The Central Economic Work Meeting held from 8 – 10 December in Beijing called for “stable monetary policy that is flexible and moderate; the maintenance of rationally ample liquidity, and the guidance of financial institutions in expanding their support for the real economy, and in particular micro-and-small enterprises, tech innovation and green development.”

The meeting also called for “firmly restraining new growth in the hidden debt of local government.”

Domestic analysts say that the meeting marks a continuation of the basic themes of last year’s central economic work meeting, which stressed “flexible targeting.”

Li Qilin (李奇霖), head of Hongta Securities Research, said that monetary policy in 2022 will continue to remain “diversified.”

“On the one hand traditional sectors such as real estate and infrastructure will tend towards tightening, and any loosening will only be directed towards risk prevention, and for stabilising outstanding debt,” said Li to 21st Century Business Herald. “Further increases will be firmly contained however.

“On the other hand, structurally loosened monetary policy to support micro and small-enterprises, tech innovation and green development will continue to deepen and extend.

“Structured monetary policy tools such as relending, targeted reserve cuts and carbon emission reduction support instruments could continue to be implemented next year.”

Li points out however, that if monetary policy is only loosened on the structural basis outlined, growth in social financing will remain constrained to a range of between 10.5% – 11%.

Wang Qing (王青), chief macro-analyst with Golden Credit Rating, said that “marginal loosening” will be the general theme for the first half of 2022, with some likelihood of continued cuts to the reserve ratio, and modest reductions in policy rates when required.

Should growth drivers strengthen by the second half of 2022, Wang also sees the possibility of marginal tightening of monetary policy, and an increase in market rates.

“The two reserve ratio cuts in July and December do not cover institutions with ratios of 5%,” said Zhou Guannan (周冠南), chief fixed-income analyst with Huachuang Securities.

“The central bank has also stated that based on considerations of financial stability for a developing economy, 5% is already considered a lower reserve level.

“The current weighted 8.4% average reserve ratio is still quite some distance from 5%, and there is ample room for reserve ratio cuts for large-scale and medium-sized institutions.
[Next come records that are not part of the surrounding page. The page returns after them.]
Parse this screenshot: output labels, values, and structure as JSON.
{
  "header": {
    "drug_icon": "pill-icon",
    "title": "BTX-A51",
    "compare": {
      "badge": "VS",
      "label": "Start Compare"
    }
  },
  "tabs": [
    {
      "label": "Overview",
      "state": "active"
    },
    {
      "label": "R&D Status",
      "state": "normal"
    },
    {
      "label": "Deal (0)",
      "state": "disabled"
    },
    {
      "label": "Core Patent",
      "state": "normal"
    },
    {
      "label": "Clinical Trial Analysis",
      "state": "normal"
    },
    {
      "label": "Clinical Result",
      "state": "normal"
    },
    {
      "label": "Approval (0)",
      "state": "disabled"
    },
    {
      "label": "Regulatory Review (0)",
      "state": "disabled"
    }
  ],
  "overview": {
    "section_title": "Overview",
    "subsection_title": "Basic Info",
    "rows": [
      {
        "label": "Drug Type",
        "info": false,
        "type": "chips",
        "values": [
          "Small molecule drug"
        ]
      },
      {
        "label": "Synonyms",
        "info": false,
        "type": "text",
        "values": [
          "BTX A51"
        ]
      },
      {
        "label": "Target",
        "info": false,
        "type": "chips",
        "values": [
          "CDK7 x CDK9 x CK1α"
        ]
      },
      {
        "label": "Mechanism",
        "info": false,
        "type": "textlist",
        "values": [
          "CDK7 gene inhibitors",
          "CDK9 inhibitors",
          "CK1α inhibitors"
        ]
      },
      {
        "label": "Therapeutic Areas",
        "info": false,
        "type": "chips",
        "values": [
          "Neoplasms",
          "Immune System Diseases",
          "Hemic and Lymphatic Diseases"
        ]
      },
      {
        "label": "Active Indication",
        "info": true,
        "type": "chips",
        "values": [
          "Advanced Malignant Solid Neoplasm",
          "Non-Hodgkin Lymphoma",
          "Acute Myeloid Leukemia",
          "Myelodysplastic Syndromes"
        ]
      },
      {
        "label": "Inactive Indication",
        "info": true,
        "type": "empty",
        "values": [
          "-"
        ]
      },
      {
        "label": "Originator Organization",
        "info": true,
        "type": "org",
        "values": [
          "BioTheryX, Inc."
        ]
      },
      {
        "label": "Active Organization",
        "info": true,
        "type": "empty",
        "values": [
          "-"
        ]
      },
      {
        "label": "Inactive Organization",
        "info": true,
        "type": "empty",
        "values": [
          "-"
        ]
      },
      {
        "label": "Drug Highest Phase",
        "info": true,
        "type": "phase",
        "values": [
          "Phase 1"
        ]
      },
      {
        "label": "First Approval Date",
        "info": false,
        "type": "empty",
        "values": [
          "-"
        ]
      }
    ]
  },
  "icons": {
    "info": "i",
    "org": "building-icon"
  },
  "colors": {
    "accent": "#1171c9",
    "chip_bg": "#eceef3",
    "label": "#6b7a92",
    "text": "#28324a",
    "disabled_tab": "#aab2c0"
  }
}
Next year, if policy hedging pressure is large, there is still the possibility of reserve cuts.”

Two reserve ratio cuts implemented by the Chinese central bank in July and December have brought the weighted average reserve ratio for Chinese financial institutions down to 8.4%.

At present the rates for the Chinese central bank’s one-year medium-term lending facilities and 7 day reverse repos are 2.95% and 2.2% respectively, having remained stable throughout 2021.